This year’s London Book Fair coincides with the arrival of the International Publishers Association’s new president and vice-president, leading ‘a conversation of public debate’ about publishers’ role amid ‘sensitive socio-cultural issues.’
Azadeh Parsapour, the Iranian publisher and champion of work censored by Tehran, talks about the dangers her company and its authors must navigate to bring suppressed writings to a Persian-language audience.
Mauritania has yet to release writer Mohamed Cheikh Ould Mkhaïtir, convicted of blasphemy, a year after his official release date.
Sharjah’s work promoting Arab book markets includes its annual rights center at Sharjah International Book Fair, which will host 350 companies this year.
Focusing on what it describes as Trump’s assaults on the news media and violations of the First Amendment, PEN America has filed a lawsuit against Donald Trump.

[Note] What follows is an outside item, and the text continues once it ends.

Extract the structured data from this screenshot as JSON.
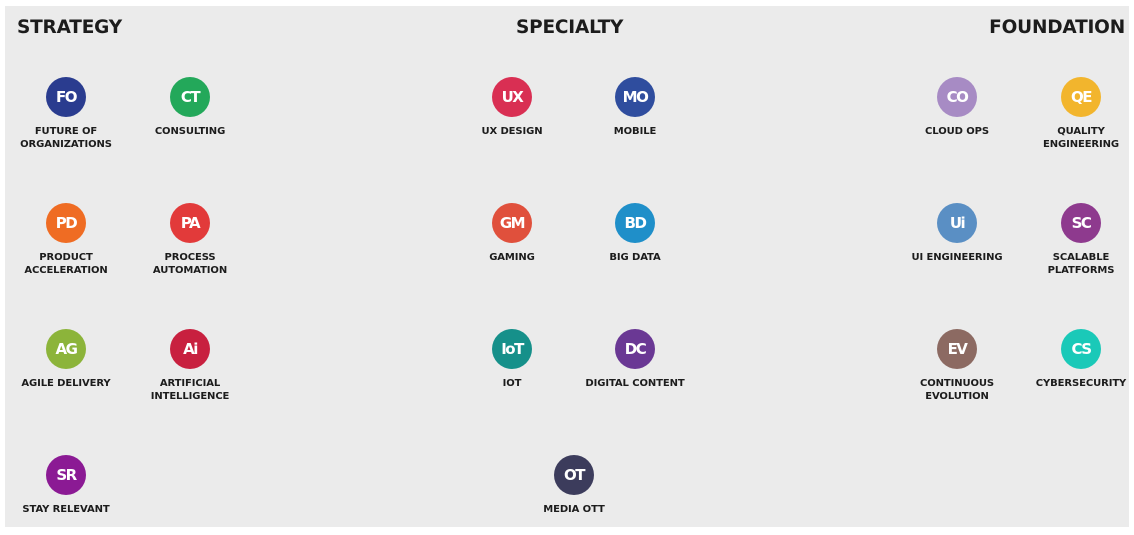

Hugo Setzer’s Manual Moderno publishes some 40 new titles per year and has an active catalogue of around 400 books in Mexico, a market in which, he says, censorship “is coming very close.”
In opening her bid for leadership in the International Publishers Association, the UAE’s Bodour Al Qasimi says publishing ‘shouldn’t be an industry stuck in time in how it treats the majority of its workforce.’
Two events, one this week at Sweden’s Göteborg Book Fair and the other at Frankfurter Buchmesse’s Weltempfang Salon in October, spotlight challenges to the freedom to publish.
Taking direction from its board members, the AAP has reset its focus on copyright and advocacy for the value of book publishing in modern society.
The SDG Book Club will curate a monthly reading list of books for young readers that encourages them to engage with the UN’s Sustainable Development Goals.